It seems that struggling coal companies won’t be able to spend money to clean up shuttered mines stretching from Appalachia to the northern Plains.
Financial crisis for the U.S.’s biggest coal companies is worsening.
A federal law, passed in 1977, requires coal companies to clean up mining sites when they’re shut down. But it looks that companies will not be able to fulfill their obligations to rehabilitate vast strip mines in Western states – many of which are on federally owned property – as well as mountaintop-removal mining sites in the East, Press Herald reported.
There are many reasons for the poor financial health of coal companies, including cheap natural gas and declining U.S. and Chinese demand for coal.
Layoffs of Coal Miners
Arch Coal is laying off 243 workers, representing 15% of its workforce, at the Black Thunder Mine, which is the largest coal mine in the country.
Citing weak market conditions, Peabody Energy decided to lay off 235 employees from the North Antelope Rochelle Mine, the second largest coal mine.
Assistance For Laid Off Workers
On Friday, Wyoming Governor Matt Mead announced temporary assistance for people affected by the mass lay off of coal miners, MTN News reported.
The Wyoming Department of Workforce Services, the Department of Insurance, the Wyoming Community College Commission and the state Business Council have been directed to open temporary community resource centers for those affected by the layoffs.
The resource centers in Casper, Gillette, and Douglas will be staffed with experts from Friday until at least April 4, according to a press release.
The centers will offer services including information on unemployment insurance, job opportunities, job training, and health insurance. Counseling services will be offered from 10 a.m. to 7 p.m.

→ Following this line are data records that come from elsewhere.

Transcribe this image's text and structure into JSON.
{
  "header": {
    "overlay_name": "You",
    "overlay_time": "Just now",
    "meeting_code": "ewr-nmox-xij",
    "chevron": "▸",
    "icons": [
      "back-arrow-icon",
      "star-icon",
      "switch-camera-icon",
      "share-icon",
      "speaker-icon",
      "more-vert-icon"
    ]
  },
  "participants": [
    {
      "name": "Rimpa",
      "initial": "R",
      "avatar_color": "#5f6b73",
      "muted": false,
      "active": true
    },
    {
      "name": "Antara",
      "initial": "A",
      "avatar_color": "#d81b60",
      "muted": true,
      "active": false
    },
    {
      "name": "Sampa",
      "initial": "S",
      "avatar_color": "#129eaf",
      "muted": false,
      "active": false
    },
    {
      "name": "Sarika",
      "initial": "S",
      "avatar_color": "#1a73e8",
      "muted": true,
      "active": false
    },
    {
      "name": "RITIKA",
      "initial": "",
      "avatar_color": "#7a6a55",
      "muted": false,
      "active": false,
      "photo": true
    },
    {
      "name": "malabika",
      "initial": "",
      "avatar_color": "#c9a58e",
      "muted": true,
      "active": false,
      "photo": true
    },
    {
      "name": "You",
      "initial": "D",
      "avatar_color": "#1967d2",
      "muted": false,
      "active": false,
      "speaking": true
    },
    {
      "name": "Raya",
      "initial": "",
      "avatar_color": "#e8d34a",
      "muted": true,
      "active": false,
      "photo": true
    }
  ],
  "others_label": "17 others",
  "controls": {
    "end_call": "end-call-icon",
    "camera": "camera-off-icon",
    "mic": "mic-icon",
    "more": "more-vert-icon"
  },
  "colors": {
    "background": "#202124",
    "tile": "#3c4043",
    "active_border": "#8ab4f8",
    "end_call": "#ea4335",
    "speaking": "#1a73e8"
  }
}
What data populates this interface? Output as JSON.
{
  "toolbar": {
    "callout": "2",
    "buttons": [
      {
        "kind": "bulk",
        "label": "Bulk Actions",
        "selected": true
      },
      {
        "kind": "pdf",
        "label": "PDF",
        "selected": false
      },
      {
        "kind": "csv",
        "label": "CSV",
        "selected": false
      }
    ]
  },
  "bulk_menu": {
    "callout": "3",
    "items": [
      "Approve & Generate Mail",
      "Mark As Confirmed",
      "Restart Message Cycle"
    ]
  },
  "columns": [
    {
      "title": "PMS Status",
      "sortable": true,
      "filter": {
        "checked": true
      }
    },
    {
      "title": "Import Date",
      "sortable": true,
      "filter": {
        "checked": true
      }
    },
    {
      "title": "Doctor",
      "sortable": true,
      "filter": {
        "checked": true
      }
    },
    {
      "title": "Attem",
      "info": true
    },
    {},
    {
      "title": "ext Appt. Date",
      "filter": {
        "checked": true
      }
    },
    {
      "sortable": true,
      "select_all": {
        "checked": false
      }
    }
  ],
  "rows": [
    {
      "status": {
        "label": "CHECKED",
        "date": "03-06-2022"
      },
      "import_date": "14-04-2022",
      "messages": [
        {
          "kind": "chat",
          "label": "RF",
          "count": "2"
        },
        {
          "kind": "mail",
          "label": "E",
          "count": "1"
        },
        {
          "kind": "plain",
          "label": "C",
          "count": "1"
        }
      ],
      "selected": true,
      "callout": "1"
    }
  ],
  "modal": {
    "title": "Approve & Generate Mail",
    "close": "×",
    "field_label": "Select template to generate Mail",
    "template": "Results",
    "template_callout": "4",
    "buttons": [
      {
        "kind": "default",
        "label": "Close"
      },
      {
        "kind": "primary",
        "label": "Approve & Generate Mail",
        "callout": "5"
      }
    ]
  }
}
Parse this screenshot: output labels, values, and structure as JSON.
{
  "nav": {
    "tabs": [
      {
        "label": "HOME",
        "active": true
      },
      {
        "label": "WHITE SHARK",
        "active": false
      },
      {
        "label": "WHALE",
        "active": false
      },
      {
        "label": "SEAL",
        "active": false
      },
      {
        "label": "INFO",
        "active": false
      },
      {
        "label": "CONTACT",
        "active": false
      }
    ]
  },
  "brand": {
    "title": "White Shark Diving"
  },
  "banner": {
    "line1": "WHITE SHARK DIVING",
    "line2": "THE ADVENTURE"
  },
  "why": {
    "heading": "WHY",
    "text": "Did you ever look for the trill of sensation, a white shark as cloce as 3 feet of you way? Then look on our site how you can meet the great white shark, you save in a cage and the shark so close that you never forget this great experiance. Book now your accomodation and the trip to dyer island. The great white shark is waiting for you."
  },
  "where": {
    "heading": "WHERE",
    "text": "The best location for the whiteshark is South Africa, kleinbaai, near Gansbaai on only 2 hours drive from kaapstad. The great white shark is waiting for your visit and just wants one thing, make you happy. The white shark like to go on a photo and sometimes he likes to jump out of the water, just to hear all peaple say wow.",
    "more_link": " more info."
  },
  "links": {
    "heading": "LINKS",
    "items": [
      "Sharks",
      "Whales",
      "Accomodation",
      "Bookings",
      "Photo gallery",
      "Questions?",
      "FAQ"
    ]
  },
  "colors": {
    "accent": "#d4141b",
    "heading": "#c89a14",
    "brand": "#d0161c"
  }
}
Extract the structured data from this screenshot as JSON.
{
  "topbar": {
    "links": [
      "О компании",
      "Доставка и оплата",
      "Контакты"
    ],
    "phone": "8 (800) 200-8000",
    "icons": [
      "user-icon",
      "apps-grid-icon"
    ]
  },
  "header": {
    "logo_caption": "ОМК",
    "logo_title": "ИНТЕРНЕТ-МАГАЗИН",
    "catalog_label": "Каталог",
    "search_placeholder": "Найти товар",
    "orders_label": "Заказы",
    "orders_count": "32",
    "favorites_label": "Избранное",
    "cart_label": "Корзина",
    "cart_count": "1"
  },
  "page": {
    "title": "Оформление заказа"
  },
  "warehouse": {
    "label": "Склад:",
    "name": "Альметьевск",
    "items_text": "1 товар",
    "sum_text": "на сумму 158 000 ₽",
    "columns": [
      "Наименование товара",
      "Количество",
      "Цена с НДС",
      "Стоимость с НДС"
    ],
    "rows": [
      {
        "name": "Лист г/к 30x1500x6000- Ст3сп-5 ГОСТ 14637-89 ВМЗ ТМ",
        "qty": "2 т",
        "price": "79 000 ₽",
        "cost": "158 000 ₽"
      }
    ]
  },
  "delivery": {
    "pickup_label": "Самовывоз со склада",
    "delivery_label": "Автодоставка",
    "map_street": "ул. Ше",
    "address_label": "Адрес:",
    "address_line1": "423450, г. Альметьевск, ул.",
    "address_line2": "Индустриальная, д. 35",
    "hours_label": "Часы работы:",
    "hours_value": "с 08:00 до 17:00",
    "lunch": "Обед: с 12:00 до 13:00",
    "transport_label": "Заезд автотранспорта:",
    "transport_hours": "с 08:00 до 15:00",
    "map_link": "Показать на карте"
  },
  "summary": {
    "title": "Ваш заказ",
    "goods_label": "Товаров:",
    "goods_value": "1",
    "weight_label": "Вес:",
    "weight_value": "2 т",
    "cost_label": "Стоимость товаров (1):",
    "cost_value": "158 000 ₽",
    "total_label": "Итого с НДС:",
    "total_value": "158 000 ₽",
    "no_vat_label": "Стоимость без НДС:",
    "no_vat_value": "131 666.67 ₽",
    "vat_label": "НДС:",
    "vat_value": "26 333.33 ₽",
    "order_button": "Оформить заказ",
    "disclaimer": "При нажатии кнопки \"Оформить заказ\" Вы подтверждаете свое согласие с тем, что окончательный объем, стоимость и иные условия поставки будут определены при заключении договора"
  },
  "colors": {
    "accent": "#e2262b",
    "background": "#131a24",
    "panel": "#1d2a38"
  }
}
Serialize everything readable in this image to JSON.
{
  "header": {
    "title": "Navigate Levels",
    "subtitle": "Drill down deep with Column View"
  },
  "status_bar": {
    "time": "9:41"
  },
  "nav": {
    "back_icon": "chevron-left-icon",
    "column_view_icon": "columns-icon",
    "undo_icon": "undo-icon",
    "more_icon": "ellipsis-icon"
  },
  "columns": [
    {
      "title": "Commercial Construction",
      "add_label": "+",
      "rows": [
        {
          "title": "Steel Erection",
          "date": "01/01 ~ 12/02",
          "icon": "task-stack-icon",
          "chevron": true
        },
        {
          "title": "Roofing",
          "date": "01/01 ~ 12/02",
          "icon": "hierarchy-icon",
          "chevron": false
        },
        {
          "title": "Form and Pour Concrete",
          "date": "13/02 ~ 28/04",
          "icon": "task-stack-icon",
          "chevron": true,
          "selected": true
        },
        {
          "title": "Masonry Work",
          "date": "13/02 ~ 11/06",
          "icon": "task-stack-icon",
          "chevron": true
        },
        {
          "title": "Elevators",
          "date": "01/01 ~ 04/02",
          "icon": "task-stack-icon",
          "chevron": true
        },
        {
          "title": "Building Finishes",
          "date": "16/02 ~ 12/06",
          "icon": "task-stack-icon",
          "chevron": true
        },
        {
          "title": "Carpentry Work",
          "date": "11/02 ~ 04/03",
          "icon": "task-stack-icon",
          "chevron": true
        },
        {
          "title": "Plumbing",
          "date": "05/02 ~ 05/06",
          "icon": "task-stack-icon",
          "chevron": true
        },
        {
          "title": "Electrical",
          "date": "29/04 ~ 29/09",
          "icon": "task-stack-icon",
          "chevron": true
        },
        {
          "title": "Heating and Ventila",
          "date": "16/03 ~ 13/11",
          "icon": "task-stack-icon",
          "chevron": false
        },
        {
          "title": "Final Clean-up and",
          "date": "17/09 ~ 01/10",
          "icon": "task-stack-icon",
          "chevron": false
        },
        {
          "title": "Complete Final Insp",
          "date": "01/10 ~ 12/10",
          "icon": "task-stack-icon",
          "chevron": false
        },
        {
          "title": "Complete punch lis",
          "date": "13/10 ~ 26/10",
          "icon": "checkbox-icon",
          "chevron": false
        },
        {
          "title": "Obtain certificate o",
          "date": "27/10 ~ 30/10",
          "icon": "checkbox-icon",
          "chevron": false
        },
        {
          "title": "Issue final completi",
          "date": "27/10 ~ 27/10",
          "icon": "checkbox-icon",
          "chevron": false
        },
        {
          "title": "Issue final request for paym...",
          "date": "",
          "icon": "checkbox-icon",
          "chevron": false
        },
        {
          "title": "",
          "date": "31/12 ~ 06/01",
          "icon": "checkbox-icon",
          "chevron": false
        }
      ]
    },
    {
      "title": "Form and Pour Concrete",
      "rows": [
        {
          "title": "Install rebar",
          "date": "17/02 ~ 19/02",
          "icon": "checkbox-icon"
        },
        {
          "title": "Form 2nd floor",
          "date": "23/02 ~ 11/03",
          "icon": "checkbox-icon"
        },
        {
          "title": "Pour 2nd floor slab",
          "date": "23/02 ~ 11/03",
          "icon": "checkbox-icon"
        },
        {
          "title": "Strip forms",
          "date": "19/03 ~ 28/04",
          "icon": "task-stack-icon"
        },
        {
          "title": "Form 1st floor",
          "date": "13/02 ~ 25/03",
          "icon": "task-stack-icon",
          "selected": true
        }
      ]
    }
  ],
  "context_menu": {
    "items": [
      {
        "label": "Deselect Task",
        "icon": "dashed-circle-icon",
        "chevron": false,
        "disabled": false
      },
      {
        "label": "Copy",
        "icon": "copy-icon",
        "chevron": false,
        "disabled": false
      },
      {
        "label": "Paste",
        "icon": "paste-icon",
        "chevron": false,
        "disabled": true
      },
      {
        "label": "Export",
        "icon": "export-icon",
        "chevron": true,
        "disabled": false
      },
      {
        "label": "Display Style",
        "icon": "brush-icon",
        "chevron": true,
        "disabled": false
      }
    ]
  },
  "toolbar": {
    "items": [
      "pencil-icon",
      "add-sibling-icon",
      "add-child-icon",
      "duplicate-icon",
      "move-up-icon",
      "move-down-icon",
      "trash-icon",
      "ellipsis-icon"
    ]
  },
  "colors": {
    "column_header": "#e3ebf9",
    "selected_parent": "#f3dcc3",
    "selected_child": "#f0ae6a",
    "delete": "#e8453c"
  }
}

The centers will also offer resources such as computers, resume guidance, and training.